Wednesday, August 30, 2017

Making Time for Speaking and Listening

When I first started teaching, Speaking and Listening meant student speeches and presentations. Unfortunately, assigning students to give presentations took a great deal of class time, and I often only assigned presentations once per quarter. Even then, I still found them extremely difficult to fit in, with all the other subjects that needed to be covered. I wanted a way to assess students' abilities to meet speaking and listening standards more than once a quarter.

In recent years, I started using Conversation Cards to engage students in conversations and the practice of speaking and listening to their peers. They really helped me to address some of the Common Core standards for Speaking and Listening.


According to the standards, students should engage in collaborative discussions with their peers, based on grade-level topics and texts.  One of the best ways to do this is to provide students with opportunities to discuss the texts they are already reading in class. Why not kill two birds with one stone, by addressing reading standards at the same time?? The conversation cards that I use, give students the opportunity to discuss both literature and informational texts. They might be texts that we are reading as a class, texts they are reading in small groups, or texts that are assigned independently as classwork or homework. Either way, these grade-level texts lend themselves to some very meaningful conversations.


Come Prepared

The first step toward meaningful conversations about grade-level texts is being prepared!


Students should come to a conversation ready to discuss the reading material, and any concepts or skills that will be the focus of conversation. As a teacher, you decide what students will read and what they should focus on. Before discussions, students should read assigned texts and take notes on the necessary skills. You may choose more than one concept or skill in order to cover multiple standards, and to keep students engaged in the conversation.


Rules & Roles

For student conversations to run smoothly, agreed-upon rules and assigned roles should be established.

Once students are in groups, they should start by assigning roles. As a teacher, you should decide how this should be done. Will students rotate? Will you assign them based on their strengths in a group? After roles are established, students should establish agreed-upon rules. This is something that you could discuss with the class as a whole group, or you can give groups this responsibility. Rules should address when students can speak, how they speak to each other, and other norms that will keep conversations running smoothly and effectively.


Conversation Stems

Students need to be able to ask questions, clarify meanings, and add comments throughout their discussions. 


Conversations Stems provide students with appropriate language for interacting with their peers. You may even encourage students to come up with their own conversation stems.


Conversation Rubric

Once students are focused and actively engaged in their discussions, this would be the perfect time for you to walk around the classroom and assess their speaking and listening abilities. Use a standards-based rubric to score students on how well they communicate with their peers, share their ideas, and listen to others.
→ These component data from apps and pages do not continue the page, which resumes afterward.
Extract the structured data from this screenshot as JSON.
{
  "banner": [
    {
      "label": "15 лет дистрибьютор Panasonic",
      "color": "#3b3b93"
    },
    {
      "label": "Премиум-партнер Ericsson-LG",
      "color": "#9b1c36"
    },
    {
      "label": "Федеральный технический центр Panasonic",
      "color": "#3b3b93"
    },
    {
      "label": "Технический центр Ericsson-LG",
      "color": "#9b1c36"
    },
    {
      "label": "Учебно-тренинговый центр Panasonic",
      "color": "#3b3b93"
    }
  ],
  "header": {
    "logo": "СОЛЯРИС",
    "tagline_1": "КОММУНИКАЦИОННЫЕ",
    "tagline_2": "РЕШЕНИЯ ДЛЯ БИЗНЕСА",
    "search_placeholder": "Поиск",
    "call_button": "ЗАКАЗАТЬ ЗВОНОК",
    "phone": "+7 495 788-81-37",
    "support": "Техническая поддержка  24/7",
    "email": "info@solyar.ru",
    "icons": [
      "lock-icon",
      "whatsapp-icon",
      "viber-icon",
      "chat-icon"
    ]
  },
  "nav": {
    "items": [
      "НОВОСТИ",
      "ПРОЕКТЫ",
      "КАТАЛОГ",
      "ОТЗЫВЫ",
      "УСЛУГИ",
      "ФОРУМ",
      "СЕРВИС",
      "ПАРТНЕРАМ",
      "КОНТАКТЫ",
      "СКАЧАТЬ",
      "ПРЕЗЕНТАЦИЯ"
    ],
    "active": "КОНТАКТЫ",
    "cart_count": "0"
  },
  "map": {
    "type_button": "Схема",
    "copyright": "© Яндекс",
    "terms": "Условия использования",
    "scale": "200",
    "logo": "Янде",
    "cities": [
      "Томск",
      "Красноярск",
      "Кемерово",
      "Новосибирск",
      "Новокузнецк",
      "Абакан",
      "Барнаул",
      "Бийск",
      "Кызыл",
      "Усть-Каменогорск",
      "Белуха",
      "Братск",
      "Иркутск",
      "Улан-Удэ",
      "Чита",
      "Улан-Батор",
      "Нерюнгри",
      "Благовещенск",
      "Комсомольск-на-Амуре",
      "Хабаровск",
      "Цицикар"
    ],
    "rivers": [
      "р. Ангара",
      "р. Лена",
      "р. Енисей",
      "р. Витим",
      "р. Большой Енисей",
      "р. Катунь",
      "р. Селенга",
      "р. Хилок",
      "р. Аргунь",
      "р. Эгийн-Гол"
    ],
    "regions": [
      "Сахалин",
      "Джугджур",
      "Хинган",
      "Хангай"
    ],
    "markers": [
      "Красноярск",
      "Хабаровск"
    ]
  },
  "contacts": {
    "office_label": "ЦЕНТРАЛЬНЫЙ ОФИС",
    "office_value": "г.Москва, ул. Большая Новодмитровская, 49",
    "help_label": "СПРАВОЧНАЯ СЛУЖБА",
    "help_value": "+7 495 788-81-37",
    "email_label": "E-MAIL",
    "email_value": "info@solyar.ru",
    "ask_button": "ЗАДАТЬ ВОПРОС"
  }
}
For these collaborative discussions you only need about 15 to 20 minutes a few times a week. Through practice, students will learn how to effectively communicate in a group setting. If you would like to learn more about my Conversation Cards, click the pic below to visit my teacher shop.